If the government asking for certain messages sounds creepy, we have to ask what a signature is.  A signature normally refers to characteristics of a communication that would either identify its source or that it has some quality.  For instance, viruses all have signatures.  In this case, what is claimed is that terrorists communicated in a certain way such that they could be identified.  According to The Times, the government demonstrated probably cause that this was true, and that the signature was “highly unique”*.  That is, the signature likely matches very few actual messages that the government would see, although we don’t know how small that number really is.  Yahoo! has denied having a capability to scan across all messages in their system, but beyond that not enough is public to know what they would have done.  It may well not have been reasonable to search specific accounts because one can easily create an account, and the terrorists may have many.  The government publicly revealing either the probable cause or the signature would tantamount to alerting terrorists that they are in fact investigation, and that they can be tracked.

The risk to civil liberties is that there are no terrorists at all, and this is just a fishing expedition, or worse, persecution of some form.  The FISC and its appellate courts are intended to provide some level of protection against abuse, but in all other cases, the public as a view to whether that abuse is actually occurring.  Many have complained about a lack of transparent oversight of the FISC, but the question is how to have that oversight without alerting The Bad Guys.

The situation gets more complex if one considers that other countries would want the same right to demand information from their mail service providers that the U.S. enjoys, as Yahoo’s own transparency report demonstrates.

In short we are left with a set of difficult compromises that pit gathering of intelligence on terrorists and other criminals against the risk of government abuse.  That’s not Yahoo!’s fault.  This is a hard problem that requires thoughtful consideration of these trade offs, and the timing is right to think about this.  Once again, the Foreign Intelligence Surveillance Act (FISA) will be up for reauthorization in Congress next year.  And in this case, let’s at least consider the possibility that the government is trying to fulfill its responsibility of protecting its citizens and residents, and Yahoo! is trying to be a good citizen in looking at each individual request on its merits and in accordance with relevant laws.

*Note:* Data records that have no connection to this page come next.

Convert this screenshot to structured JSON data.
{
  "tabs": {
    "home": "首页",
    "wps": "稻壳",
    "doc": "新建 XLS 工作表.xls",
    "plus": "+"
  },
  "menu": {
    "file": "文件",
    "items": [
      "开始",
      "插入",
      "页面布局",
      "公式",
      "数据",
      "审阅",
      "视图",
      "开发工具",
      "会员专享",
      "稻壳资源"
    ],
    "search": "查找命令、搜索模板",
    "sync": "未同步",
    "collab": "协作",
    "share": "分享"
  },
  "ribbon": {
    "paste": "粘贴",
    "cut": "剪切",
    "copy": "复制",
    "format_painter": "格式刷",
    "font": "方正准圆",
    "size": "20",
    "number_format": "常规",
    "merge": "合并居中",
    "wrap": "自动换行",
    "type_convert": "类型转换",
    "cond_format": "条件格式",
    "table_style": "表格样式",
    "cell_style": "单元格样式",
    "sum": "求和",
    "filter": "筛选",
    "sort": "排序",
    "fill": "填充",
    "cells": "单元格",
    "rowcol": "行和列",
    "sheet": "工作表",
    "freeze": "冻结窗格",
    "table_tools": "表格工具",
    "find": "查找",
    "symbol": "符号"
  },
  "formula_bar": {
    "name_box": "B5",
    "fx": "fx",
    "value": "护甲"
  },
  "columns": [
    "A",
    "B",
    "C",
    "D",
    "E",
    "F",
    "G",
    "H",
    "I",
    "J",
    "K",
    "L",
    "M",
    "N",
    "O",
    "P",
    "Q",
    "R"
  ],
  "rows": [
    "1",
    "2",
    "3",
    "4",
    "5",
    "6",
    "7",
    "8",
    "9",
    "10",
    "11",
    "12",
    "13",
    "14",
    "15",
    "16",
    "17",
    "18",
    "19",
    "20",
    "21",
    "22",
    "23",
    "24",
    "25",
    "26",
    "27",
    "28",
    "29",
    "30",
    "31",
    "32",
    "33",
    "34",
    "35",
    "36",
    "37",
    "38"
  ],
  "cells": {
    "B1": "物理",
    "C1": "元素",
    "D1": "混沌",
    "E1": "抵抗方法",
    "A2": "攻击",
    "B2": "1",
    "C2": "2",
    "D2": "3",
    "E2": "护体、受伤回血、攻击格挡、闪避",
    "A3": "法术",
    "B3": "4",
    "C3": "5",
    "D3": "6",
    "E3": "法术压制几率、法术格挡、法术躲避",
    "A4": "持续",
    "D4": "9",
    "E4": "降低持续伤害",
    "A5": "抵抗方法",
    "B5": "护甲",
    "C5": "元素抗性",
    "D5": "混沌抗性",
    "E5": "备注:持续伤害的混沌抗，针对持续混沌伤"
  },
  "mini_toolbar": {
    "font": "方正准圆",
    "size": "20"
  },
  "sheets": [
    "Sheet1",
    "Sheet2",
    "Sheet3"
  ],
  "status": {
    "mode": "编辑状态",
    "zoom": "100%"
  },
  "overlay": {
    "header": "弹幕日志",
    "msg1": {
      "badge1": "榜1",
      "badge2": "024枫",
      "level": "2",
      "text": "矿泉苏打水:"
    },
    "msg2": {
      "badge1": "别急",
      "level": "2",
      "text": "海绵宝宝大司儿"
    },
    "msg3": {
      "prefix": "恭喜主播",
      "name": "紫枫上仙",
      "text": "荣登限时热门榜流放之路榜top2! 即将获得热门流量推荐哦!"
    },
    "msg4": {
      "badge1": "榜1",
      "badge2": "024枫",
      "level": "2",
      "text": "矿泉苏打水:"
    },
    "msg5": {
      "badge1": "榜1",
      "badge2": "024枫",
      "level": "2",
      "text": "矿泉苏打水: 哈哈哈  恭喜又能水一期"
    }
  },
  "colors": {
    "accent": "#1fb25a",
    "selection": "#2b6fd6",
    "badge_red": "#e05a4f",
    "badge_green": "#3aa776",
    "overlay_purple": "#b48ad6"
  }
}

* No I don’t know the difference between “unique” and “highly unique” either.